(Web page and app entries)
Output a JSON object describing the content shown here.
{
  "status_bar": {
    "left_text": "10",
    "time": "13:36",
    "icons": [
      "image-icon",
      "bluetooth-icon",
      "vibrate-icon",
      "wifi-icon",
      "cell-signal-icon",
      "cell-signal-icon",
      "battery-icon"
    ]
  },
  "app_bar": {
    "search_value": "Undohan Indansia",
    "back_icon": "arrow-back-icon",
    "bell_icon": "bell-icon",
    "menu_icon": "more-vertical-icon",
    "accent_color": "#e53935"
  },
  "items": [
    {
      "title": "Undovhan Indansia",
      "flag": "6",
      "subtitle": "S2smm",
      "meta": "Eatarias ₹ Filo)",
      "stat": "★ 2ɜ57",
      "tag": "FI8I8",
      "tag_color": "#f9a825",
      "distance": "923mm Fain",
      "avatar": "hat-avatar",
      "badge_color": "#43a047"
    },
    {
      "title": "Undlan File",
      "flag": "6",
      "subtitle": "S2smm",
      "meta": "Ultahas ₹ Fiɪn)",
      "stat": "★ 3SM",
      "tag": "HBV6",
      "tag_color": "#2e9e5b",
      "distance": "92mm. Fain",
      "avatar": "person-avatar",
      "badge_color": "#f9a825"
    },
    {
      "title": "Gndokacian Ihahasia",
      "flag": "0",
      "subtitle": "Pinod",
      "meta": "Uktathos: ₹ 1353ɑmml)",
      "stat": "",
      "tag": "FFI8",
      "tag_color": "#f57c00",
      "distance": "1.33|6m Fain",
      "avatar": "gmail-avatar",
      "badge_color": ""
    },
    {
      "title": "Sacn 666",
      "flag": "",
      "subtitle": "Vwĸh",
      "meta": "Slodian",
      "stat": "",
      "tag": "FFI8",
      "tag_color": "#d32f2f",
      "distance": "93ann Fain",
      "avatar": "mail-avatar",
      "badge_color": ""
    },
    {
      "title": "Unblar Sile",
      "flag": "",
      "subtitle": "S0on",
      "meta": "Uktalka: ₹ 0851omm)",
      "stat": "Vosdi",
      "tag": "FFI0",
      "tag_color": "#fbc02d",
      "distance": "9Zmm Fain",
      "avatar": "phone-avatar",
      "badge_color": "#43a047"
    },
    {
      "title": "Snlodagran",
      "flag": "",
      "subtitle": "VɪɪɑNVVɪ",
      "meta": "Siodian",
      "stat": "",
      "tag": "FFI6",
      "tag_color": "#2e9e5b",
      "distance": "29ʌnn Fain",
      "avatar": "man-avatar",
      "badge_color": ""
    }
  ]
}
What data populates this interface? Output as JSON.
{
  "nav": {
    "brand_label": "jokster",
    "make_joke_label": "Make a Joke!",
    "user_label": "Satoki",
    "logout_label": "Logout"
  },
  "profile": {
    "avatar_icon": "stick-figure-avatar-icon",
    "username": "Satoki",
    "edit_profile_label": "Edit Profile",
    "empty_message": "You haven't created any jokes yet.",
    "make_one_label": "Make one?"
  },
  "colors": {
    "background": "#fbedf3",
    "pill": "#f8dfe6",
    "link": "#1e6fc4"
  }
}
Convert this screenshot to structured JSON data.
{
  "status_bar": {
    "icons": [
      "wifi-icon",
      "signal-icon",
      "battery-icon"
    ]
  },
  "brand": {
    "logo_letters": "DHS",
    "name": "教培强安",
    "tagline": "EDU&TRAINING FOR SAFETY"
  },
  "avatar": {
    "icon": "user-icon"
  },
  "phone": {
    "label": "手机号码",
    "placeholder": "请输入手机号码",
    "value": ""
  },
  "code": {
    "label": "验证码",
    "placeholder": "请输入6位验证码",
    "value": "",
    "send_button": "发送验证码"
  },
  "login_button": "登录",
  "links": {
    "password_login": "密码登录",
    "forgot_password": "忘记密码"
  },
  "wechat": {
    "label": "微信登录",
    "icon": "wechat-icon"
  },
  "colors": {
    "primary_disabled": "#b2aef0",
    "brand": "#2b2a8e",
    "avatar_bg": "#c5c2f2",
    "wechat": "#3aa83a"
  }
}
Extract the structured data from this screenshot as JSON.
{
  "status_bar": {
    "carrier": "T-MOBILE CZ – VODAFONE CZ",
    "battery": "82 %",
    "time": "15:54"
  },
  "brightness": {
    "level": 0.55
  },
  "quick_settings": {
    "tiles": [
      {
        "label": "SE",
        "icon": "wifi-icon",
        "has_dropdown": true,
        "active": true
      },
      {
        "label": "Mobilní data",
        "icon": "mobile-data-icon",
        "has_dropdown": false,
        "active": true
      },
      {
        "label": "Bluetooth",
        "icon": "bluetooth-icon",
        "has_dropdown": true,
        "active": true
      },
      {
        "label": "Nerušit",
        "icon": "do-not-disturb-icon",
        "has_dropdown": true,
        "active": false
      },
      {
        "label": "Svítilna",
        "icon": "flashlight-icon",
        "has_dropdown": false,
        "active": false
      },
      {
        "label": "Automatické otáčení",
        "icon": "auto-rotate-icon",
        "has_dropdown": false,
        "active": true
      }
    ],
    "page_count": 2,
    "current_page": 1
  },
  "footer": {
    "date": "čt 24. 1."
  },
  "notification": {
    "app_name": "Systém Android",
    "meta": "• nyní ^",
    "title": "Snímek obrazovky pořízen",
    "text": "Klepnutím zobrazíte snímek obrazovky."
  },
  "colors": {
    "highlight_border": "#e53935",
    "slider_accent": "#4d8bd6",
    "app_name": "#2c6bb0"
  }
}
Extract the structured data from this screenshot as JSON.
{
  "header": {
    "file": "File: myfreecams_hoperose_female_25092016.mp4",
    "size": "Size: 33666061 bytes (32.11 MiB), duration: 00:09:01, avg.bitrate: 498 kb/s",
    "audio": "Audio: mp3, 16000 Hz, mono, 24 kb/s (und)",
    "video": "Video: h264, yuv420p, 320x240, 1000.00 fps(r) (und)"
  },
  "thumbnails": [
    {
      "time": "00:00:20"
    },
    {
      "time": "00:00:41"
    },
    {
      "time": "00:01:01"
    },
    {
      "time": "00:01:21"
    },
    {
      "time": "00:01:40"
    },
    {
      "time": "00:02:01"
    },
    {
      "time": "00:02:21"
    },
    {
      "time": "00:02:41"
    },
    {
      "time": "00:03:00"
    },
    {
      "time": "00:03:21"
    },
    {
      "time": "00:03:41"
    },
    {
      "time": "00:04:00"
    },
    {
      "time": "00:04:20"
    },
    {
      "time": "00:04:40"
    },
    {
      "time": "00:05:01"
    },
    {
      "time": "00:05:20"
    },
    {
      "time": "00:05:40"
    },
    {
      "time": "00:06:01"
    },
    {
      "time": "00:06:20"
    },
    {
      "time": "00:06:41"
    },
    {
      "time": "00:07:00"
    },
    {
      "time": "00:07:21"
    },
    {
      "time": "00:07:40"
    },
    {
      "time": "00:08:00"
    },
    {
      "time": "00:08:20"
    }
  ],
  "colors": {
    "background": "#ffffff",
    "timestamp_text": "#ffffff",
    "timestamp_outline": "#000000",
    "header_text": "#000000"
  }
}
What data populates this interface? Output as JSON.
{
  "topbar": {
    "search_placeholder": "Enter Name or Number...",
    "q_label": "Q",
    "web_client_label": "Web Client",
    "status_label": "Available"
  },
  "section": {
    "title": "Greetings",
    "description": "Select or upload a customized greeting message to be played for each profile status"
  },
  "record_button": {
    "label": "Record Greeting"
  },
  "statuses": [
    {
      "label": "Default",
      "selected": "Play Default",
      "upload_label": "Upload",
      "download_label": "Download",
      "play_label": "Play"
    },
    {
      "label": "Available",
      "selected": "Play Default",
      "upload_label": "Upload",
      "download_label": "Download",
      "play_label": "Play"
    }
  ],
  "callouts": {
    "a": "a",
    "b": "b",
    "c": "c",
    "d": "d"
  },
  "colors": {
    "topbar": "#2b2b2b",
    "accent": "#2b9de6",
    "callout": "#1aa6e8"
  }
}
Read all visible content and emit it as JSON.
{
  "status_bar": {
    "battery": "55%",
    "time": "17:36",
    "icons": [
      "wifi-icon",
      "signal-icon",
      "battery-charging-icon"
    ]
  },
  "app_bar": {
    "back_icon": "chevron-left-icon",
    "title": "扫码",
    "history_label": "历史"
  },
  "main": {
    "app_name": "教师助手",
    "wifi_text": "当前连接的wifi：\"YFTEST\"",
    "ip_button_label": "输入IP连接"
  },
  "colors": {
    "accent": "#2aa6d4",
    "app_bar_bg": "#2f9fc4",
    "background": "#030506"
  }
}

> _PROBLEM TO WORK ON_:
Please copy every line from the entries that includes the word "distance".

> _ANSWER AREA_:
      "distance": "923mm Fain",
      "distance": "92mm. Fain",
      "distance": "1.33|6m Fain",
      "distance": "93ann Fain",
      "distance": "9Zmm Fain",
      "distance": "29ʌnn Fain",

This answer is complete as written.